Task to carry out: Pick every line from the data that holds the word "Brushy".

Web page and app entries:
----
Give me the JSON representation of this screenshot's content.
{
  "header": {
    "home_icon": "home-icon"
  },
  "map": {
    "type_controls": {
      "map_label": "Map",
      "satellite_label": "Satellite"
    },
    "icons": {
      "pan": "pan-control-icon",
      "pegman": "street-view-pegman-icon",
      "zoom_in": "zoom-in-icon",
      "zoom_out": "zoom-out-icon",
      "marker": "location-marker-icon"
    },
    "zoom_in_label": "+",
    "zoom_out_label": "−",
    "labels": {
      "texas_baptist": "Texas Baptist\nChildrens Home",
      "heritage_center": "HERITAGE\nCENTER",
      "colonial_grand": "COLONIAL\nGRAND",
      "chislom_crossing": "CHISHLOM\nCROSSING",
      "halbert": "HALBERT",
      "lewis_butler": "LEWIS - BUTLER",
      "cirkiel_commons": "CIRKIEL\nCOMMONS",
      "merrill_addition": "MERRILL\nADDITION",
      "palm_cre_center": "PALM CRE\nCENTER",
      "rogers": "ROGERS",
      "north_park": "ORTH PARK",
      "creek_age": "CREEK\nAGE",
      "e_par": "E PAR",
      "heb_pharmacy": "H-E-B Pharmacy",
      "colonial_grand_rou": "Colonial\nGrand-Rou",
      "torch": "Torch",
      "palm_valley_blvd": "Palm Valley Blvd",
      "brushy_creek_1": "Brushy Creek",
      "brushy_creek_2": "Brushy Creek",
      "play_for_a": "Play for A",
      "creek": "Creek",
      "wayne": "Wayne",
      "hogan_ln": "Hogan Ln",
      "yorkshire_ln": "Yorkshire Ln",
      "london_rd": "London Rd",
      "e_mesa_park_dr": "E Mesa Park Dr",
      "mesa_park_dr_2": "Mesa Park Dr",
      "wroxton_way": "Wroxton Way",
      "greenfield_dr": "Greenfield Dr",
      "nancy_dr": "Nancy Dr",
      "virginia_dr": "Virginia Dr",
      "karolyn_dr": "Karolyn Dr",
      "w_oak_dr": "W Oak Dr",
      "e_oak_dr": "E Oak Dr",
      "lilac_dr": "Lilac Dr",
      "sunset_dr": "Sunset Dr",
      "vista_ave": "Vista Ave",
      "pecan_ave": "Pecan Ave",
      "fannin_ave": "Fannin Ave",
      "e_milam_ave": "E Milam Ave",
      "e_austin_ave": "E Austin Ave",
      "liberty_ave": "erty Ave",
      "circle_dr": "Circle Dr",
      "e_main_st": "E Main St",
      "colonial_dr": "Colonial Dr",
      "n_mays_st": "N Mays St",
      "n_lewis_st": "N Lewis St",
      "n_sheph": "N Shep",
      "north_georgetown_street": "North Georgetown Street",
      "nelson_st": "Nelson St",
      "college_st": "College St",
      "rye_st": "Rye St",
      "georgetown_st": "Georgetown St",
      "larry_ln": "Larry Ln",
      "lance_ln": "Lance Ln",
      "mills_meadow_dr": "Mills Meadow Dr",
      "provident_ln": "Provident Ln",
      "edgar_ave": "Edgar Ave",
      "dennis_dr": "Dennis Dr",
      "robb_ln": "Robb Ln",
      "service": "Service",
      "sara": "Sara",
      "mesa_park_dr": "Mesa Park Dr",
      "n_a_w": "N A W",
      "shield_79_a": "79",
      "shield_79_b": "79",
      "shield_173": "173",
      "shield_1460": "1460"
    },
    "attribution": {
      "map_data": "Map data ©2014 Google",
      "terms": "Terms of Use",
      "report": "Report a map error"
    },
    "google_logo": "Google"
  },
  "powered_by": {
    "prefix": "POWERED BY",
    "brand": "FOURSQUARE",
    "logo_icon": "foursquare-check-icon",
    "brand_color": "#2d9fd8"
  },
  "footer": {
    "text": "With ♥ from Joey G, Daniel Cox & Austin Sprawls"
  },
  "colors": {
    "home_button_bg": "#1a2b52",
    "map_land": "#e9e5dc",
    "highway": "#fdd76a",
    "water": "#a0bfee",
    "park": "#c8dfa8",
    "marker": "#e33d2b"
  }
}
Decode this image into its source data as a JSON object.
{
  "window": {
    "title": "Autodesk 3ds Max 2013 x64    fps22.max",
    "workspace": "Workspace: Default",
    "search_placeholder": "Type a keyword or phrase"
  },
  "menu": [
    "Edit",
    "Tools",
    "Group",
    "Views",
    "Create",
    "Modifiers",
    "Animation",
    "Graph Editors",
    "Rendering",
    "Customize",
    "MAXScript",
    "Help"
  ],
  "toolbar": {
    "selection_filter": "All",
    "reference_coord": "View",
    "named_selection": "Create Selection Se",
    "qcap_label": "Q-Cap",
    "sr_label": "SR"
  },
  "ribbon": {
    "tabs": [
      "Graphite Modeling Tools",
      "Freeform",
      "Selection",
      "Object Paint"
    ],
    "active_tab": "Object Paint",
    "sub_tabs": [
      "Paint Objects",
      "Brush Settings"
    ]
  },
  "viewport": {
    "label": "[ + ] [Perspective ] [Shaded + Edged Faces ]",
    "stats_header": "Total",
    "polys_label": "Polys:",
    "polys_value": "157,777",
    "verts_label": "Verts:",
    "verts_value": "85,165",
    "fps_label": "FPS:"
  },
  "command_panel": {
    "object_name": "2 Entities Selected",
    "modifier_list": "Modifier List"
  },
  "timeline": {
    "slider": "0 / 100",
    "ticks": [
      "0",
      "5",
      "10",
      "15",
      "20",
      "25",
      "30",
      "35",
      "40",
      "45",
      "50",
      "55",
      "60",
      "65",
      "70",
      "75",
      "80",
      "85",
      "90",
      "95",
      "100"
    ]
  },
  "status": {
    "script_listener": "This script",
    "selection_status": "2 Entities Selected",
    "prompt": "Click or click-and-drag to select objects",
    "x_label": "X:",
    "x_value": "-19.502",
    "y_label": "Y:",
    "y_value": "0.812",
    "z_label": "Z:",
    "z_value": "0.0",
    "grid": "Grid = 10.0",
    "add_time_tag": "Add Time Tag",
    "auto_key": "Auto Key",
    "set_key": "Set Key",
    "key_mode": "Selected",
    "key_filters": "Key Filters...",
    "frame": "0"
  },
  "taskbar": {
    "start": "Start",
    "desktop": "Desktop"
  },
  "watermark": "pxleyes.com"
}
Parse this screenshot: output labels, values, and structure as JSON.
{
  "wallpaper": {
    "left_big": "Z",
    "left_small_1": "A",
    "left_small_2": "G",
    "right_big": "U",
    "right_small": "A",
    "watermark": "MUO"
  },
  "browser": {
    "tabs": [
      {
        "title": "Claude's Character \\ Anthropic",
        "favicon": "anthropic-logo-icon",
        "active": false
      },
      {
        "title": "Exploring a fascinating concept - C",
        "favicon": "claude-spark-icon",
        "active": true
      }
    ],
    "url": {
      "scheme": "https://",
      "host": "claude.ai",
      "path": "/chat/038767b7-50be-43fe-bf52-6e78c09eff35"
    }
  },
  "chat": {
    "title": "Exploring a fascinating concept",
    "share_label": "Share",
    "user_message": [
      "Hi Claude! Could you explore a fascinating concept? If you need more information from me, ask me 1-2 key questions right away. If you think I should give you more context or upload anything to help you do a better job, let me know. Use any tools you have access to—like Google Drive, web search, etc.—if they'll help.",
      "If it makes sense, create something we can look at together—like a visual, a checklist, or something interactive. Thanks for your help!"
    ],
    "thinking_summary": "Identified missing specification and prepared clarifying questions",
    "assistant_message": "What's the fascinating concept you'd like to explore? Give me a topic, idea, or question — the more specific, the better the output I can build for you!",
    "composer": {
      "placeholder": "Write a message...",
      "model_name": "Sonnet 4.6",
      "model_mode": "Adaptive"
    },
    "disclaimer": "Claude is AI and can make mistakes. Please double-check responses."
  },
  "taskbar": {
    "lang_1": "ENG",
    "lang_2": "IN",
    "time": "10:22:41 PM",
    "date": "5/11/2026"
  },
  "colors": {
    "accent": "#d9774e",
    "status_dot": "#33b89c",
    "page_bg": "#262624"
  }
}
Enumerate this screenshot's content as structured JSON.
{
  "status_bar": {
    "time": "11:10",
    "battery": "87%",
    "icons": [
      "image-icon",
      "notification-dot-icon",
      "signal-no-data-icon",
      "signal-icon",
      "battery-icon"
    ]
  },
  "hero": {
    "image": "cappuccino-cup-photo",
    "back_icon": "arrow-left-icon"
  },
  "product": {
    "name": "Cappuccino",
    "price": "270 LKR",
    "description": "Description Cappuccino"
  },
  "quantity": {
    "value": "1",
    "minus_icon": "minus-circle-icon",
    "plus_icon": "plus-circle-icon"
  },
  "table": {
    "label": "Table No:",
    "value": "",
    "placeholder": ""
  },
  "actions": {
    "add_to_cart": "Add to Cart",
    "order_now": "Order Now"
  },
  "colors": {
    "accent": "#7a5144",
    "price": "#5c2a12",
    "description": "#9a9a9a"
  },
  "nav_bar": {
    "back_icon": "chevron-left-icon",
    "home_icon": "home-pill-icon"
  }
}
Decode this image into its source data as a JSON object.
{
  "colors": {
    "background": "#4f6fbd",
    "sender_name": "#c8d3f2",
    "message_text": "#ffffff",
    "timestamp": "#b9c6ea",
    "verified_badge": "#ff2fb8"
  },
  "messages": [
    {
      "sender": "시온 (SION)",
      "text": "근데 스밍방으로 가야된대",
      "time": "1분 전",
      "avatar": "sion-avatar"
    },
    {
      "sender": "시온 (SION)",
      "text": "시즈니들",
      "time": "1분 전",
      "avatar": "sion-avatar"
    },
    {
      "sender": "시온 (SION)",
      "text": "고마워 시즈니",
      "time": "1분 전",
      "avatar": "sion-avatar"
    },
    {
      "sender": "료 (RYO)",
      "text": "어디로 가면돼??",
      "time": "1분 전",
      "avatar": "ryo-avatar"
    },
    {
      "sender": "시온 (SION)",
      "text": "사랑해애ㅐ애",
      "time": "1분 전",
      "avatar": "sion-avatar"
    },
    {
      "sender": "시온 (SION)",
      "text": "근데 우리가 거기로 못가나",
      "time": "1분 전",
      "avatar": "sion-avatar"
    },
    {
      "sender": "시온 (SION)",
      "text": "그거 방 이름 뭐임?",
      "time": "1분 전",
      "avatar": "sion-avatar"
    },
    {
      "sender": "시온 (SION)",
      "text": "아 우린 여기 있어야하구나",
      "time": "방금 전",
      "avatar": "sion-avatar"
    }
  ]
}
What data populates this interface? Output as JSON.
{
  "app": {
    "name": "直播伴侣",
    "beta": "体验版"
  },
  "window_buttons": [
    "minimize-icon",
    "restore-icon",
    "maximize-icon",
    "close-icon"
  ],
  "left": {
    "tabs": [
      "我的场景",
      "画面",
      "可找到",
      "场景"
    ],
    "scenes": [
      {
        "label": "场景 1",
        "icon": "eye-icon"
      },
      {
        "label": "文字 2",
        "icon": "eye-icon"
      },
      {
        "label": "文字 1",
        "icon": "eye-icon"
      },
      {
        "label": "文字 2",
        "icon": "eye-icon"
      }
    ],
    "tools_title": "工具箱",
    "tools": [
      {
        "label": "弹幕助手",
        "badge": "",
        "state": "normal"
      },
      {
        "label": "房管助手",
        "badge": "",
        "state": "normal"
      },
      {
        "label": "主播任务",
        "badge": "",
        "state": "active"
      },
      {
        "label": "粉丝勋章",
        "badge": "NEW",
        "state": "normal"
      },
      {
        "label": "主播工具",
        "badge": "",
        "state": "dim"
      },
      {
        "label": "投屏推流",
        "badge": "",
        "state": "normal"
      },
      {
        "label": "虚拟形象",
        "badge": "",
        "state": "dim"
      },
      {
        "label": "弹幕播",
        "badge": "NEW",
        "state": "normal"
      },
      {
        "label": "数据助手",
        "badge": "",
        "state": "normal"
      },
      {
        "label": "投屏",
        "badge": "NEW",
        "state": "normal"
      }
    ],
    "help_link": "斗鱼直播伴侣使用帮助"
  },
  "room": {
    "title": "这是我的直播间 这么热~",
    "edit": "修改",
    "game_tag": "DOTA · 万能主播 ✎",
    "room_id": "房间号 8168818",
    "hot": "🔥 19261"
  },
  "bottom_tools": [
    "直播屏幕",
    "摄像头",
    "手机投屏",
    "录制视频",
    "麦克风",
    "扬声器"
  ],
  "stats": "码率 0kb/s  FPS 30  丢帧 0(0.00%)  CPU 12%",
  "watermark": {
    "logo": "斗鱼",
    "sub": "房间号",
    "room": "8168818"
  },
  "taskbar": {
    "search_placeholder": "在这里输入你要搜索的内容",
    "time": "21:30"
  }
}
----
Answer section:
      "brushy_creek_1": "Brushy Creek",
      "brushy_creek_2": "Brushy Creek",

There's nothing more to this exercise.